The PB Charter sets out seven key features of what a fair and high-quality PB process should be, accompanied by guiding statements which describe what those features should look like in practice.
It aims to ensure it’s inclusive, uses good quality methods and is truly participative.
Fair and inclusive
PB creates new opportunities for people to become involved in ways that bring new and different voices to discussions about how public money is spent. Working together in this way encourages stronger relationships in and between different communities.
Everyone should be able to participate in community life but sometimes there are obstacles to getting involved. PB can remove those barriers if it is carefully planned, properly resourced and support is available for those who need it.
We will know PB is 'fair and inclusive' when:
the PB process meets all requirements in terms of accessibility;
within a PB process everyone has a vote;
people who have experienced inequality are involved in designing PB process; and
the outcomes of a PB process help to reduce inequalities.
Anyone from the communities affected by decisions on how money is spent should have opportunities to be involved at every stage of the PB process. This includes identifying what budgets are being allocated, how the PB process is planned, how it works in practice and how it is evaluated.
We will know PB is 'participatory' when:
communities have an opportunity to help shape the PB process from the start;
priorities for the PB process are decided by communities;
different and diverse communities discuss the issues and vote on priorities;
a range of PB methods and events is used to make sure that different groups in the community can get involved;
people from the communities involved say they are satisfied with the process and the outcomes;
training or support is available to help people to be involved in planning and delivering the PB process; and
the PB process is promoted widely and in a variety of ways to encourage people to take part.
PB supports communities to access information, share ideas, listen to each other and consider different views.
Sharing ideas and views helps people to learn more about different issues and leads to informed decisions that are best for the whole community.
We will know PB is 'deliberative' when:
the information people need to make informed choices is available and accessible at all points in the PB process;
people involved report increased knowledge about the issues affecting groups and individuals in their own communities and other communities;
methods are used which allow people to express their views and which encourage discussion; and
ideas, priorities and the choices made about how money is spent are reached through public discussions and informed by wide-ranging views.
Decisions about how public money is spent are usually made by politicians and their officers. PB gives people and communities the power to decide what matters most to them and how public money should be used best.

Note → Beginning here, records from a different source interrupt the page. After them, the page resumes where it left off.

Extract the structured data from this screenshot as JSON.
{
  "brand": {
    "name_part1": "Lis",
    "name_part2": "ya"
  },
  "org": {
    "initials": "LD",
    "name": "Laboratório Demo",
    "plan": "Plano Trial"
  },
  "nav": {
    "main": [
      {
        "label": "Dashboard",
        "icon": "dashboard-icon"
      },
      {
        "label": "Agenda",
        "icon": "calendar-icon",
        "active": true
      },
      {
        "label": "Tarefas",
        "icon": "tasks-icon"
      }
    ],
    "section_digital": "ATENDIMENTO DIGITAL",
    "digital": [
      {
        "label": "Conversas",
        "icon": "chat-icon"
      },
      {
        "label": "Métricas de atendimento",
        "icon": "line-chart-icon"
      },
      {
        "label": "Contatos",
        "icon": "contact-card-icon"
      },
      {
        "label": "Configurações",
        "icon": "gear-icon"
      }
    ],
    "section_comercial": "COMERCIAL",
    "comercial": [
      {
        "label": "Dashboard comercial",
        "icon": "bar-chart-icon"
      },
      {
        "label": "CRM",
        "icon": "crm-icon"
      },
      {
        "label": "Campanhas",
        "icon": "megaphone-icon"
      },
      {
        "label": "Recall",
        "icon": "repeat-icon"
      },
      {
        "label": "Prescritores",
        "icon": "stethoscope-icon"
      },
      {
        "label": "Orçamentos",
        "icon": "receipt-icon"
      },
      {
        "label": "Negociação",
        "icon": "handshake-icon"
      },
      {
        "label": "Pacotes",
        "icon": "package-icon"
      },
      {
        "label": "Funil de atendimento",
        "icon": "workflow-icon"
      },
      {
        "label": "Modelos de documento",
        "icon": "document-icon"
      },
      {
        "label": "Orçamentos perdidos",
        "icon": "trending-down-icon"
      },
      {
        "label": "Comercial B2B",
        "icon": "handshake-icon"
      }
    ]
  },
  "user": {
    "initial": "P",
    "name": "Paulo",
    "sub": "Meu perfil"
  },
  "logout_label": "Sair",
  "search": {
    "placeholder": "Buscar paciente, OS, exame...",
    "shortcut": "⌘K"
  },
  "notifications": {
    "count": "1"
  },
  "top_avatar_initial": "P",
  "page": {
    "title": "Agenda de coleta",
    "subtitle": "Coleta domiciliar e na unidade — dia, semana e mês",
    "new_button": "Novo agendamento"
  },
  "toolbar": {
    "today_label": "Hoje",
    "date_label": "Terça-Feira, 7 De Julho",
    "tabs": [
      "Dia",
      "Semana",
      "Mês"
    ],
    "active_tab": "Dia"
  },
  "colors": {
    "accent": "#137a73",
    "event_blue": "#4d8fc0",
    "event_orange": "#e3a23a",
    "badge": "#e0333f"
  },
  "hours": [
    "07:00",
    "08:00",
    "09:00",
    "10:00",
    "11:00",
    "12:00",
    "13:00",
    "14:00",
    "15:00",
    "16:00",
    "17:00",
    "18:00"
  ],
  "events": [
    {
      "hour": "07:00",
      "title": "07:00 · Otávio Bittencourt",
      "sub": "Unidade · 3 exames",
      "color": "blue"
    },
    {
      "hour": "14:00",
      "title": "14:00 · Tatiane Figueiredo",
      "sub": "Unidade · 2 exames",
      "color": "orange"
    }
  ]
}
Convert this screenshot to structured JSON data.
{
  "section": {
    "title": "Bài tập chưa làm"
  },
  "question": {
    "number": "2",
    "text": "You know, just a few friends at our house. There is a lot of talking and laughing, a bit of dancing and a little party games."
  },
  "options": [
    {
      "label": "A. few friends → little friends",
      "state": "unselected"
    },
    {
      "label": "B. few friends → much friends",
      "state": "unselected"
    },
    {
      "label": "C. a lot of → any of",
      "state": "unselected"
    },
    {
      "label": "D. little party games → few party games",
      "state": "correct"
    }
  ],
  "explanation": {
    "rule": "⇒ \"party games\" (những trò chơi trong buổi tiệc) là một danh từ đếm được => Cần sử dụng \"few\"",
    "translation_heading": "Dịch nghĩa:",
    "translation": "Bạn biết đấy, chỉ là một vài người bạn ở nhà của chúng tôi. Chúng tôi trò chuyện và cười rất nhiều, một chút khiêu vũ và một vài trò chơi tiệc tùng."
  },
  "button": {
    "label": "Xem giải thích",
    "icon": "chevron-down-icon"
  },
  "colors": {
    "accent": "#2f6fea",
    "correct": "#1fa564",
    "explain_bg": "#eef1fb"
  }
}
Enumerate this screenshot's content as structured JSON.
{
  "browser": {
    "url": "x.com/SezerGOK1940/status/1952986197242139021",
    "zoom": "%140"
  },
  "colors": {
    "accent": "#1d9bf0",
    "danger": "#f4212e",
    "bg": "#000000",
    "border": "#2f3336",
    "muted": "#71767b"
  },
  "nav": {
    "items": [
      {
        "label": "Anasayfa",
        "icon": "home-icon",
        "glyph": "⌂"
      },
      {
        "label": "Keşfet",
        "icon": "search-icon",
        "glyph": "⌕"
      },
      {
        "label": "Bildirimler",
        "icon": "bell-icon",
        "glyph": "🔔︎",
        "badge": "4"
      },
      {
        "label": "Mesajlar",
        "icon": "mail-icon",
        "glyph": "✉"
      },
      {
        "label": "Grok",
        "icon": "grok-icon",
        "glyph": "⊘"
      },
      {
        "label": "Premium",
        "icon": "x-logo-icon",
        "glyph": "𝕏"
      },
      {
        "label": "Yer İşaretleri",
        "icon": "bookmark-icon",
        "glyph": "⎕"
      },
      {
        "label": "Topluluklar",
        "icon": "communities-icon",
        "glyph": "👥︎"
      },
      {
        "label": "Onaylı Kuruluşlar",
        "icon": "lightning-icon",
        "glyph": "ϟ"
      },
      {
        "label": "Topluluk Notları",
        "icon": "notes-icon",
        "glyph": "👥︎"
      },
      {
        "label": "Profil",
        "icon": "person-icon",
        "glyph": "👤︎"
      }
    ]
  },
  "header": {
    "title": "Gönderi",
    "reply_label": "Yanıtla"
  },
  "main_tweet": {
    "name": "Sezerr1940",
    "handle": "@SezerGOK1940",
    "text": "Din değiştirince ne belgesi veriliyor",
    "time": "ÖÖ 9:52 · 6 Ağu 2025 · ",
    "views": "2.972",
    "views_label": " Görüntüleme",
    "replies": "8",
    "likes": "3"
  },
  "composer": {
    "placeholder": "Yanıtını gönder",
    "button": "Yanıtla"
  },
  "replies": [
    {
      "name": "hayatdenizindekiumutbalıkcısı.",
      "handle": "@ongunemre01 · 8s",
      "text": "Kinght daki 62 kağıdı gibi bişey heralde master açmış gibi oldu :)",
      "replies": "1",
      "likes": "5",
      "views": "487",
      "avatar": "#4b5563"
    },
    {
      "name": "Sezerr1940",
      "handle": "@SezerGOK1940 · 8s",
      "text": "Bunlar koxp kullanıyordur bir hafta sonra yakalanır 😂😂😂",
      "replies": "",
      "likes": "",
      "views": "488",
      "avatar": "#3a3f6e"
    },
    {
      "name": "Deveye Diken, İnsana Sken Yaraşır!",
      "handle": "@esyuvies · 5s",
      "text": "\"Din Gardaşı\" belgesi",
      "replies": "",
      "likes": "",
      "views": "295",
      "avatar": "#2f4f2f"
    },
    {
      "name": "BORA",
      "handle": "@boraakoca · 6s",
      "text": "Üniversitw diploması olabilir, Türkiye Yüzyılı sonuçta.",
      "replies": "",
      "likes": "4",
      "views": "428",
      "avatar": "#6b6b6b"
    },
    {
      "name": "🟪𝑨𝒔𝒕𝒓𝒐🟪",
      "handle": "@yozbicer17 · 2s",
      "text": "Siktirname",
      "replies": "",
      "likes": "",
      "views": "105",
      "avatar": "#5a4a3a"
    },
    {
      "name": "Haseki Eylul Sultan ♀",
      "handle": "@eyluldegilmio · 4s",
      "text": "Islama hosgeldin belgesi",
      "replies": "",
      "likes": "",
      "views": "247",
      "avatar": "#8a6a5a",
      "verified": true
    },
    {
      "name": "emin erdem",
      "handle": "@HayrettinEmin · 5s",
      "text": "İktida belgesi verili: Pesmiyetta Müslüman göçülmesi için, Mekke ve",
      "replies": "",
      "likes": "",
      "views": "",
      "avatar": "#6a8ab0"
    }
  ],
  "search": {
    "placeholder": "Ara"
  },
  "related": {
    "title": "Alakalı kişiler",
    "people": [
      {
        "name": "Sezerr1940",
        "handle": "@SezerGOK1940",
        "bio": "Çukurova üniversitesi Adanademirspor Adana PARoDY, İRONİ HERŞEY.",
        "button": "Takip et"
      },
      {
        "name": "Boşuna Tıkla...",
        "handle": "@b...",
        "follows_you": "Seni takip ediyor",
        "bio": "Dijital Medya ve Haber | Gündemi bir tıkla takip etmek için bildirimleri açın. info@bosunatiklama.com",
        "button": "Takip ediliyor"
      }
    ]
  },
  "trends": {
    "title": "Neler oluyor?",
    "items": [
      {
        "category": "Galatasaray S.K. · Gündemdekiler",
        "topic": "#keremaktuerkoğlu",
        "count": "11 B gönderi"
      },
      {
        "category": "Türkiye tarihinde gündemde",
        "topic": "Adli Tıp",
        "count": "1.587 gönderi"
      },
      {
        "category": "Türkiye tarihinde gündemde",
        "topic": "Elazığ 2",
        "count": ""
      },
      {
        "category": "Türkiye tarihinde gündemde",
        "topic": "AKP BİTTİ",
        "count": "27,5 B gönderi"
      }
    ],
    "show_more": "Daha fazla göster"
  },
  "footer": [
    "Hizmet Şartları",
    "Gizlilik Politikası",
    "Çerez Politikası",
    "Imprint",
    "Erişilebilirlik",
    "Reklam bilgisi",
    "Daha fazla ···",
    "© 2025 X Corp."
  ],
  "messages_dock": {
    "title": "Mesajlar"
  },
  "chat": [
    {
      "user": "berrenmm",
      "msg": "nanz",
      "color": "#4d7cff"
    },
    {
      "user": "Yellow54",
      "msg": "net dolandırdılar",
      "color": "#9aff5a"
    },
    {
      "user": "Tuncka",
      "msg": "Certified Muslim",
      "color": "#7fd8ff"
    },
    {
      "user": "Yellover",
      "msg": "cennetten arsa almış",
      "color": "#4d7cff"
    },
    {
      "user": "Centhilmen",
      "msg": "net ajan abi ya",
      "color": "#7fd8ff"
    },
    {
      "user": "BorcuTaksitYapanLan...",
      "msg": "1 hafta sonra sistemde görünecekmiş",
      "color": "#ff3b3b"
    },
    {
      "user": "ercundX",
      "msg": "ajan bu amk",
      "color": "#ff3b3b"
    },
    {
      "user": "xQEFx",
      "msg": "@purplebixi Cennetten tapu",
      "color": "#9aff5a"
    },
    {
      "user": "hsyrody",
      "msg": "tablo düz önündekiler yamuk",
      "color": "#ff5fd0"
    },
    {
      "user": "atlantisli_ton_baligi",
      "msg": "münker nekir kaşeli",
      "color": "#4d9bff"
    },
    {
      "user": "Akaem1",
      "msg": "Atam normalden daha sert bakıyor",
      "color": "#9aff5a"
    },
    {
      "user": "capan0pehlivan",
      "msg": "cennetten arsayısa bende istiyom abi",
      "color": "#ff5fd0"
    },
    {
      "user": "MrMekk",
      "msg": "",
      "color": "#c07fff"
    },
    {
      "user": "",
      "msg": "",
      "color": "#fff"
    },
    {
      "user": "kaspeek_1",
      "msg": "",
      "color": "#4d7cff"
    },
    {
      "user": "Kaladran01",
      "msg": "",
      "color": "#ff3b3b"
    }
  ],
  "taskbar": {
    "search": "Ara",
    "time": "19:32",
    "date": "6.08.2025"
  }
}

The PB process encourages more people to become involved in their community and to work together to make change happen.
We will know PB is 'empowering' when:
communities decide how money is spent;
people feel they have more control over the issues that affect them;
decisions taken through a PB process lead to improved outcomes and services;
more people are involved in wider democratic processes; and
more people become involved in community organisations and activities.
Creative and flexible
PB processes should be designed in a way that makes it easy and attractive for people to get involved. A creative mix of face-to-face approaches and online tools should be used to distribute information, encourage participation and get the best results.
PB in Scotland is a developing process which requires the confidence to take risks – to be flexible, to listen, to do things differently, try new things and to learn from mistakes as well as successes. This will help to make sure that PB in Scotland can really create positive change.
We will know PB is 'creative and flexible' when:
a range of methods has been considered and used as part of the PB process;
support is in place for people who plan and deliver the PB process so they can ‘take risks’;
PB processes are continuously evaluated and improved as a result; and
PB in Scotland learns from and keeps pace with developing practice across the world.
Everyone involved in a PB process should be able to see why and how decisions are taken, and what effect those decisions have.
We will know PB is 'transparent' when:
information on the process and how people can get involved is clear and accessible;
information on budgets is publicly accessible and understandable;
it is clear who is accountable (responsible) for the PB process;
voting rules are clear and well understood; and
people know the result of the process and what difference their involvement has made.
Part of our democracy
PB is a central part of our democracy in Scotland and should be standard practice for how budget decisions which affect communities are made.
PB should be resourced and delivered as part of regular budget planning.
We will know PB is 'part of our democracy' when:
people expect to have a direct say in each budget cycle;
public agencies have staff and systems in place to support good-quality PB processes;
communities and community organisation have the skills and knowledge, as well as time and funding, to get involved and support the PB process;
the PB process continues uninterrupted from one budget round to the next; and
over time, PB is shown to improve outcomes, reduce inequalities and encourage people to be more involved in democratic processes.